— WHAT IS BEING ASKED —
Where the line containing "What data populates" appears below, start there and repeat each line exactly to the end. Leave the pictures out.

— Dataset rows describing interfaces —

- Opening Delimiter -

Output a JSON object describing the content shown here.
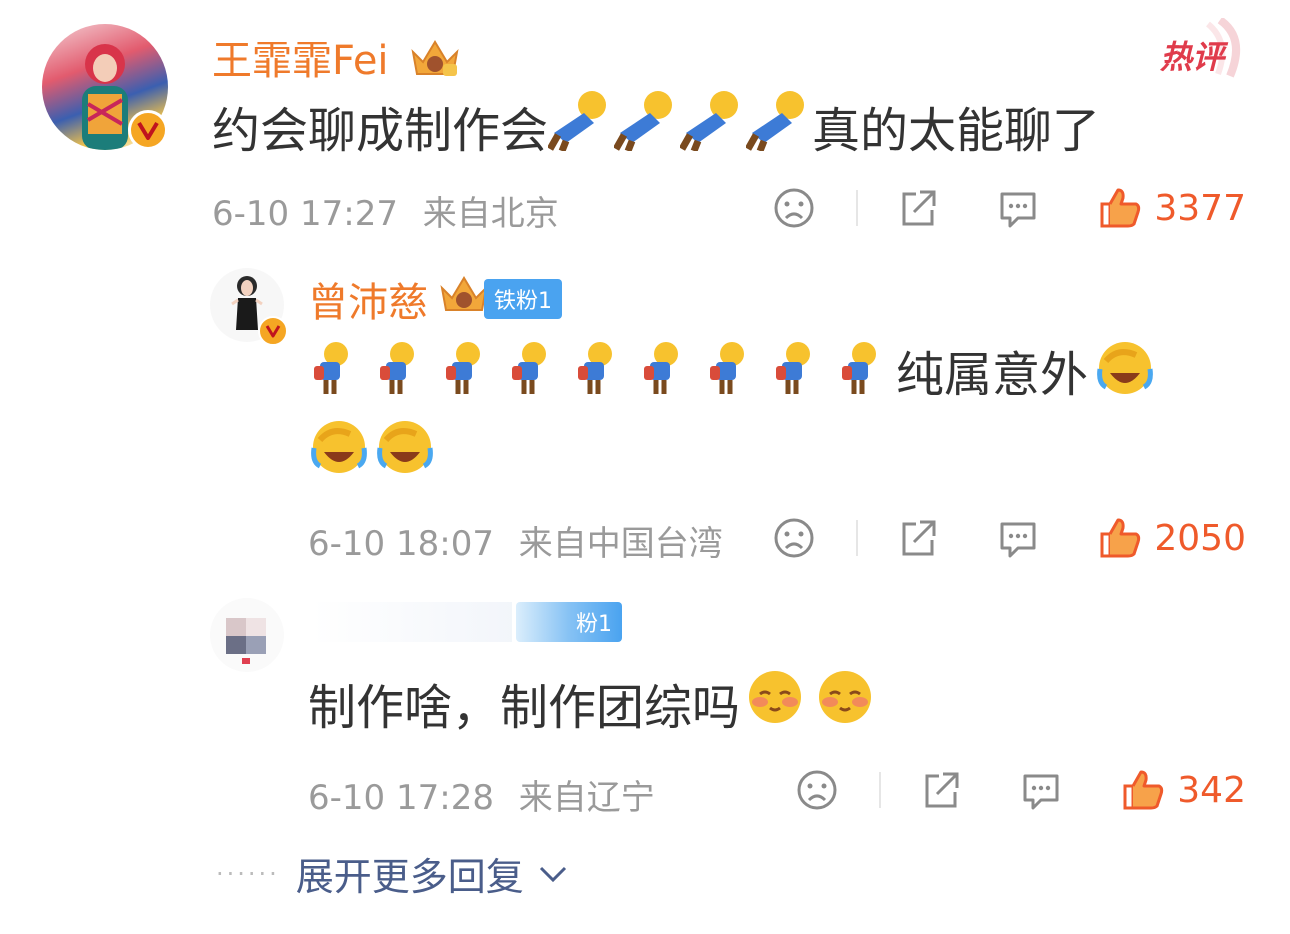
{
  "comments": [
    {
      "user": "王霏霏Fei",
      "text_before": "约会聊成制作会",
      "text_after": "真的太能聊了",
      "time": "6-10 17:27",
      "location": "来自北京",
      "likes": "3377"
    },
    {
      "user": "曾沛慈",
      "fan_badge": "铁粉1",
      "text_after": "纯属意外",
      "time": "6-10 18:07",
      "location": "来自中国台湾",
      "likes": "2050"
    },
    {
      "fan_badge": "粉1",
      "text": "制作啥，制作团综吗",
      "time": "6-10 17:28",
      "location": "来自辽宁",
      "likes": "342"
    }
  ],
  "hot_badge_label": "热评",
  "expand_more": "展开更多回复",
  "colors": {
    "username": "#ef7a2b",
    "like": "#ef5a2b",
    "meta": "#9a9a9a",
    "link": "#4a5d8a",
    "badge_blue": "#4aa3f0"
  },
  "icons": [
    "dislike-face-icon",
    "share-icon",
    "comment-icon",
    "thumbs-up-icon",
    "crown-icon",
    "verified-icon",
    "chevron-down-icon"
  ]
}
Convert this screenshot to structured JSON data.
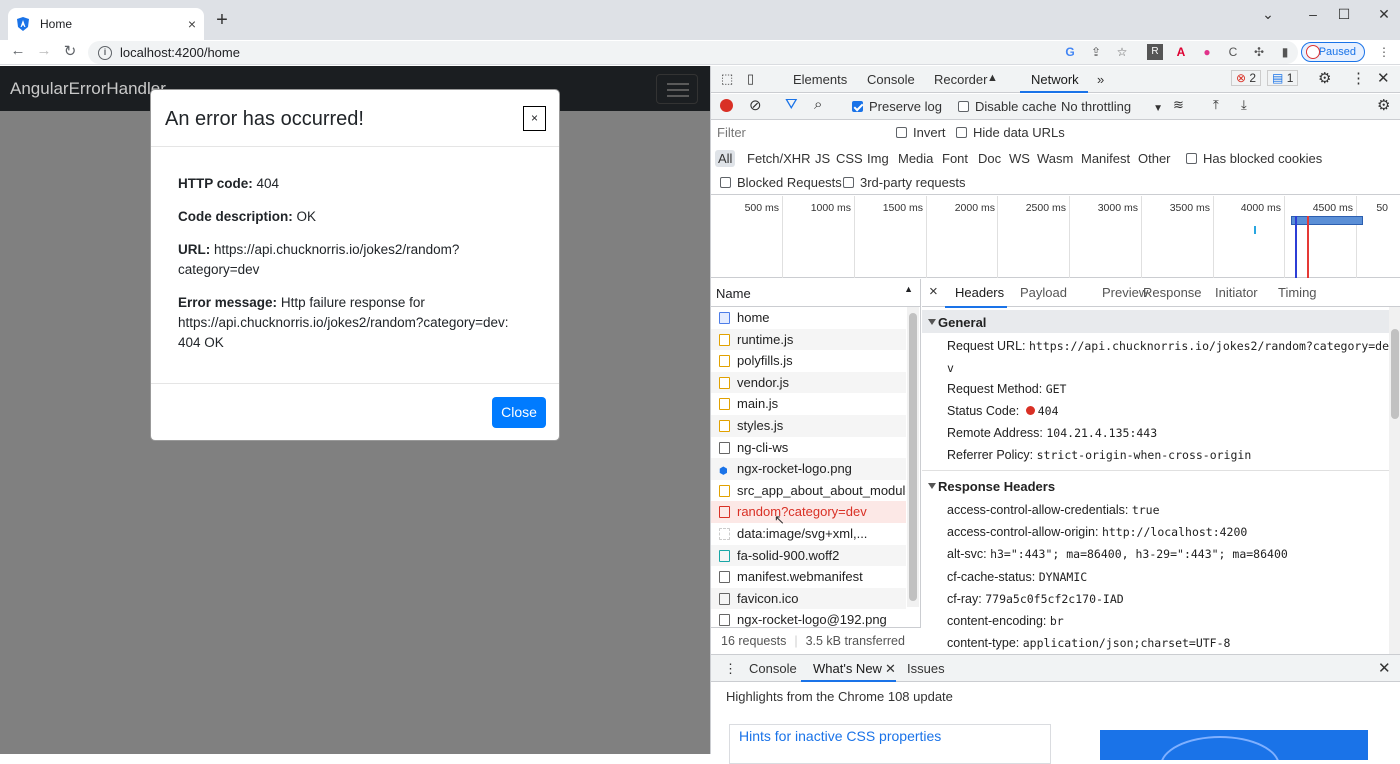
{
  "browser": {
    "tab_title": "Home",
    "tab_close": "×",
    "new_tab": "+",
    "url": "localhost:4200/home",
    "profile_status": "Paused",
    "window_controls": [
      "⌄",
      "–",
      "☐",
      "✕"
    ]
  },
  "app": {
    "brand": "AngularErrorHandler"
  },
  "modal": {
    "title": "An error has occurred!",
    "close_x": "×",
    "http_code_label": "HTTP code:",
    "http_code": "404",
    "code_desc_label": "Code description:",
    "code_desc": "OK",
    "url_label": "URL:",
    "url": "https://api.chucknorris.io/jokes2/random?category=dev",
    "error_label": "Error message:",
    "error_message": "Http failure response for https://api.chucknorris.io/jokes2/random?category=dev: 404 OK",
    "close_button": "Close"
  },
  "devtools": {
    "tabs": [
      "Elements",
      "Console",
      "Recorder",
      "Network"
    ],
    "active_tab": "Network",
    "more": "»",
    "error_count": "2",
    "message_count": "1",
    "toolbar": {
      "preserve_log": "Preserve log",
      "disable_cache": "Disable cache",
      "throttling": "No throttling"
    },
    "filter_placeholder": "Filter",
    "invert": "Invert",
    "hide_data_urls": "Hide data URLs",
    "types": [
      "All",
      "Fetch/XHR",
      "JS",
      "CSS",
      "Img",
      "Media",
      "Font",
      "Doc",
      "WS",
      "Wasm",
      "Manifest",
      "Other"
    ],
    "has_blocked_cookies": "Has blocked cookies",
    "blocked_requests": "Blocked Requests",
    "third_party": "3rd-party requests",
    "timeline_ticks": [
      "500 ms",
      "1000 ms",
      "1500 ms",
      "2000 ms",
      "2500 ms",
      "3000 ms",
      "3500 ms",
      "4000 ms",
      "4500 ms",
      "50"
    ],
    "name_header": "Name",
    "requests": [
      {
        "name": "home",
        "type": "doc"
      },
      {
        "name": "runtime.js",
        "type": "js"
      },
      {
        "name": "polyfills.js",
        "type": "js"
      },
      {
        "name": "vendor.js",
        "type": "js"
      },
      {
        "name": "main.js",
        "type": "js"
      },
      {
        "name": "styles.js",
        "type": "js"
      },
      {
        "name": "ng-cli-ws",
        "type": "other"
      },
      {
        "name": "ngx-rocket-logo.png",
        "type": "img"
      },
      {
        "name": "src_app_about_about_module_",
        "type": "js"
      },
      {
        "name": "random?category=dev",
        "type": "error"
      },
      {
        "name": "data:image/svg+xml,...",
        "type": "data"
      },
      {
        "name": "fa-solid-900.woff2",
        "type": "font"
      },
      {
        "name": "manifest.webmanifest",
        "type": "other"
      },
      {
        "name": "favicon.ico",
        "type": "other"
      },
      {
        "name": "ngx-rocket-logo@192.png",
        "type": "other"
      }
    ],
    "request_count": "16 requests",
    "transferred": "3.5 kB transferred",
    "detail_close": "×",
    "detail_tabs": [
      "Headers",
      "Payload",
      "Preview",
      "Response",
      "Initiator",
      "Timing"
    ],
    "general": {
      "title": "General",
      "request_url_label": "Request URL:",
      "request_url": "https://api.chucknorris.io/jokes2/random?category=de",
      "request_url_wrap": "v",
      "method_label": "Request Method:",
      "method": "GET",
      "status_label": "Status Code:",
      "status": "404",
      "remote_label": "Remote Address:",
      "remote": "104.21.4.135:443",
      "referrer_label": "Referrer Policy:",
      "referrer": "strict-origin-when-cross-origin"
    },
    "response_headers": {
      "title": "Response Headers",
      "items": [
        {
          "k": "access-control-allow-credentials:",
          "v": "true"
        },
        {
          "k": "access-control-allow-origin:",
          "v": "http://localhost:4200"
        },
        {
          "k": "alt-svc:",
          "v": "h3=\":443\"; ma=86400, h3-29=\":443\"; ma=86400"
        },
        {
          "k": "cf-cache-status:",
          "v": "DYNAMIC"
        },
        {
          "k": "cf-ray:",
          "v": "779a5c0f5cf2c170-IAD"
        },
        {
          "k": "content-encoding:",
          "v": "br"
        },
        {
          "k": "content-type:",
          "v": "application/json;charset=UTF-8"
        }
      ]
    },
    "drawer": {
      "tabs": [
        "Console",
        "What's New",
        "Issues"
      ],
      "active": "What's New",
      "highlights": "Highlights from the Chrome 108 update",
      "hint_title": "Hints for inactive CSS properties"
    },
    "status_color": "#d93025",
    "accent": "#1a73e8"
  }
}
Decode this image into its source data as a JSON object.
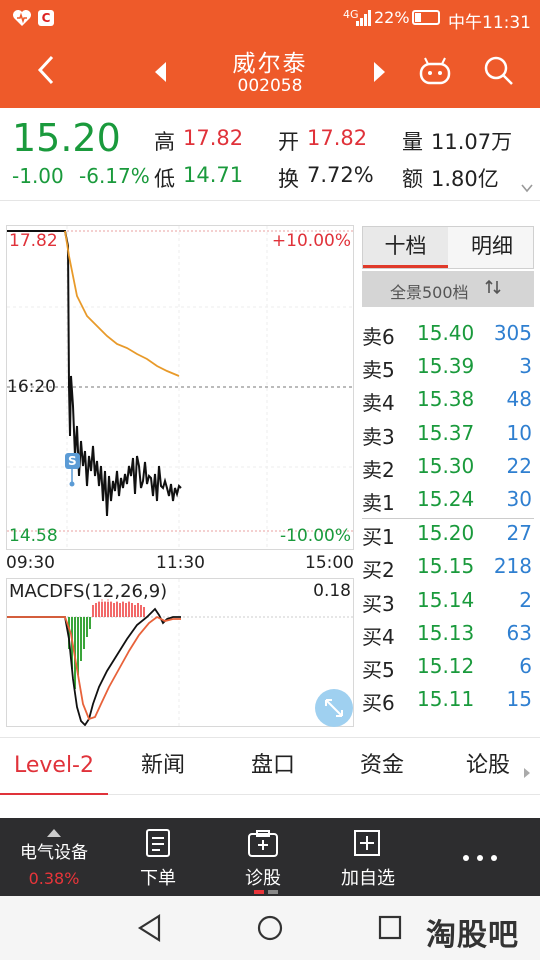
{
  "status": {
    "network": "4G",
    "battery": "22%",
    "time": "中午11:31"
  },
  "header": {
    "name": "威尔泰",
    "code": "002058"
  },
  "quote": {
    "price": "15.20",
    "change": "-1.00",
    "change_pct": "-6.17%",
    "high_label": "高",
    "high": "17.82",
    "open_label": "开",
    "open": "17.82",
    "vol_label": "量",
    "vol": "11.07万",
    "low_label": "低",
    "low": "14.71",
    "turn_label": "换",
    "turn": "7.72%",
    "amt_label": "额",
    "amt": "1.80亿"
  },
  "chart": {
    "y_top": "17.82",
    "y_mid": "16:20",
    "y_bottom": "14.58",
    "pct_top": "+10.00%",
    "pct_bottom": "-10.00%",
    "x_start": "09:30",
    "x_mid": "11:30",
    "x_end": "15:00",
    "signal": "S",
    "macd_label": "MACDFS(12,26,9)",
    "macd_max": "0.18"
  },
  "orderbook": {
    "tab1": "十档",
    "tab2": "明细",
    "full_label": "全景500档",
    "asks": [
      {
        "label": "卖6",
        "price": "15.40",
        "vol": "305"
      },
      {
        "label": "卖5",
        "price": "15.39",
        "vol": "3"
      },
      {
        "label": "卖4",
        "price": "15.38",
        "vol": "48"
      },
      {
        "label": "卖3",
        "price": "15.37",
        "vol": "10"
      },
      {
        "label": "卖2",
        "price": "15.30",
        "vol": "22"
      },
      {
        "label": "卖1",
        "price": "15.24",
        "vol": "30"
      }
    ],
    "bids": [
      {
        "label": "买1",
        "price": "15.20",
        "vol": "27"
      },
      {
        "label": "买2",
        "price": "15.15",
        "vol": "218"
      },
      {
        "label": "买3",
        "price": "15.14",
        "vol": "2"
      },
      {
        "label": "买4",
        "price": "15.13",
        "vol": "63"
      },
      {
        "label": "买5",
        "price": "15.12",
        "vol": "6"
      },
      {
        "label": "买6",
        "price": "15.11",
        "vol": "15"
      }
    ]
  },
  "tabs": [
    "Level-2",
    "新闻",
    "盘口",
    "资金",
    "论股"
  ],
  "toolbar": {
    "sector": "电气设备",
    "sector_pct": "0.38%",
    "order": "下单",
    "diagnose": "诊股",
    "add_watch": "加自选"
  },
  "watermark": "淘股吧"
}
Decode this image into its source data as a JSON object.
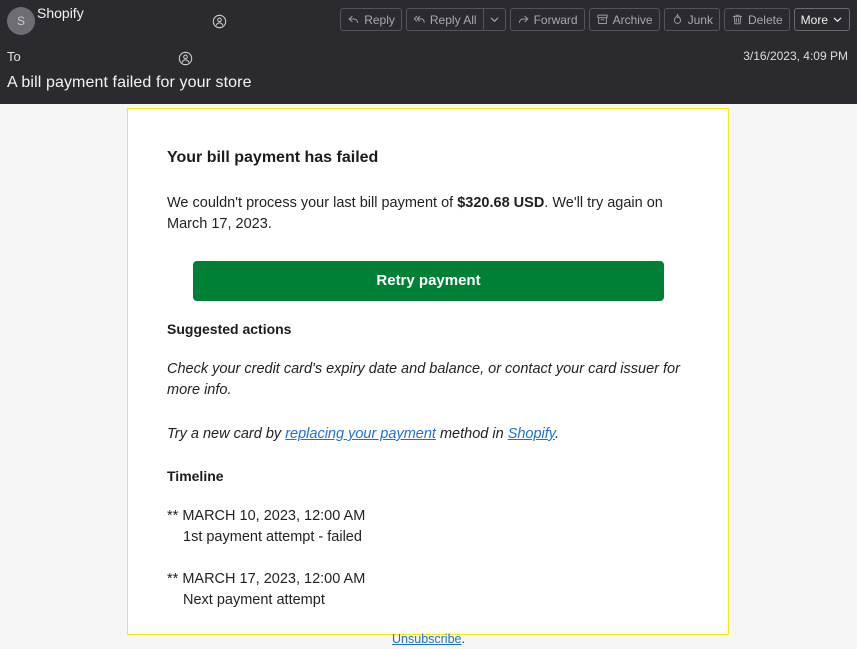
{
  "header": {
    "sender": {
      "avatar_initial": "S",
      "name": "Shopify",
      "contact_icon": "contact-circle-icon"
    },
    "to_label": "To",
    "to_contact_icon": "contact-circle-icon",
    "date": "3/16/2023, 4:09 PM",
    "subject": "A bill payment failed for your store",
    "background_color": "#2b2a2e"
  },
  "toolbar": {
    "reply_label": "Reply",
    "reply_icon": "reply-arrow-icon",
    "reply_all_label": "Reply All",
    "reply_all_icon": "reply-all-arrow-icon",
    "reply_all_caret_icon": "chevron-down-icon",
    "forward_label": "Forward",
    "forward_icon": "forward-arrow-icon",
    "archive_label": "Archive",
    "archive_icon": "archive-box-icon",
    "junk_label": "Junk",
    "junk_icon": "junk-flame-icon",
    "delete_label": "Delete",
    "delete_icon": "trash-icon",
    "more_label": "More",
    "more_caret_icon": "chevron-down-icon"
  },
  "email": {
    "border_color": "#f7ec0a",
    "heading": "Your bill payment has failed",
    "intro": {
      "before_amount": "We couldn't process your last bill payment of ",
      "amount": "$320.68 USD",
      "after_amount": ". We'll try again on March 17, 2023."
    },
    "cta": {
      "label": "Retry payment",
      "color": "#008037"
    },
    "suggested_actions": {
      "heading": "Suggested actions",
      "tip_1": "Check your credit card's expiry date and balance, or contact your card issuer for more info.",
      "tip_2": {
        "part_1": "Try a new card by ",
        "link_1": "replacing your payment",
        "part_2": " method in ",
        "link_2": "Shopify",
        "part_3": "."
      }
    },
    "timeline": {
      "heading": "Timeline",
      "entries": [
        {
          "date": "** MARCH 10, 2023, 12:00 AM",
          "description": "1st payment attempt - failed"
        },
        {
          "date": "** MARCH 17, 2023, 12:00 AM",
          "description": "Next payment attempt"
        }
      ]
    },
    "footer": {
      "unsubscribe_label": "Unsubscribe",
      "trailing_period": "."
    }
  }
}
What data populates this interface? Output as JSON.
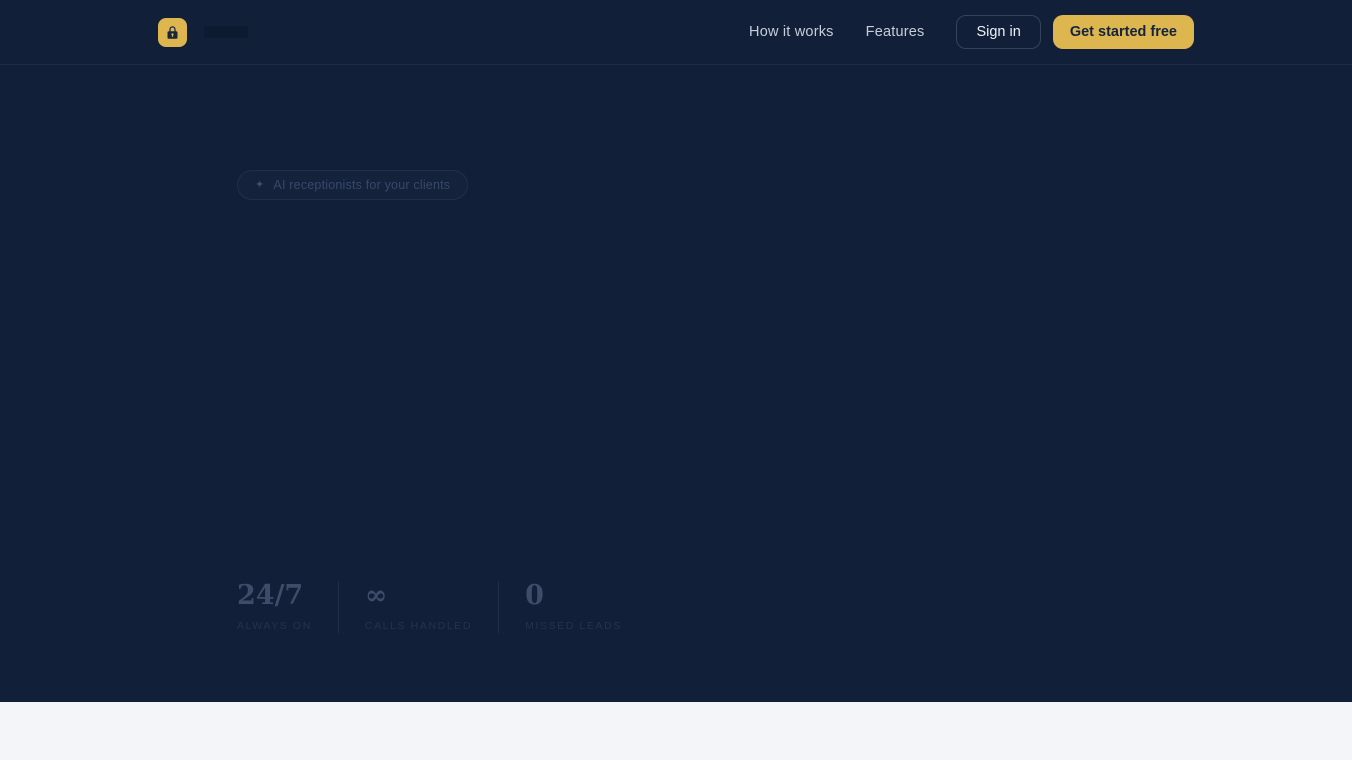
{
  "colors": {
    "background": "#111f38",
    "accent_gold": "#ddb64f",
    "light_section": "#f3f5f9"
  },
  "header": {
    "logo_icon": "lock-icon",
    "nav_items": [
      {
        "label": "How it works"
      },
      {
        "label": "Features"
      }
    ],
    "sign_in_label": "Sign in",
    "get_started_label": "Get started free"
  },
  "hero": {
    "badge": {
      "icon": "sparkle-icon",
      "text": "AI receptionists for your clients"
    },
    "stats": [
      {
        "value": "24/7",
        "label": "ALWAYS ON"
      },
      {
        "value": "∞",
        "label": "CALLS HANDLED"
      },
      {
        "value": "0",
        "label": "MISSED LEADS"
      }
    ]
  }
}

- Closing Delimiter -

— RESPONSE TO THE EXERCISE —
What data populates this interface? Output as JSON.
{
  "colors": {
    "background": "#111f38",
    "accent_gold": "#ddb64f",
    "light_section": "#f3f5f9"
  },
  "header": {
    "logo_icon": "lock-icon",
    "nav_items": [
      {
        "label": "How it works"
      },
      {
        "label": "Features"
      }
    ],
    "sign_in_label": "Sign in",
    "get_started_label": "Get started free"
  },
  "hero": {
    "badge": {
      "icon": "sparkle-icon",
      "text": "AI receptionists for your clients"
    },
    "stats": [
      {
        "value": "24/7",
        "label": "ALWAYS ON"
      },
      {
        "value": "∞",
        "label": "CALLS HANDLED"
      },
      {
        "value": "0",
        "label": "MISSED LEADS"
      }
    ]
  }
}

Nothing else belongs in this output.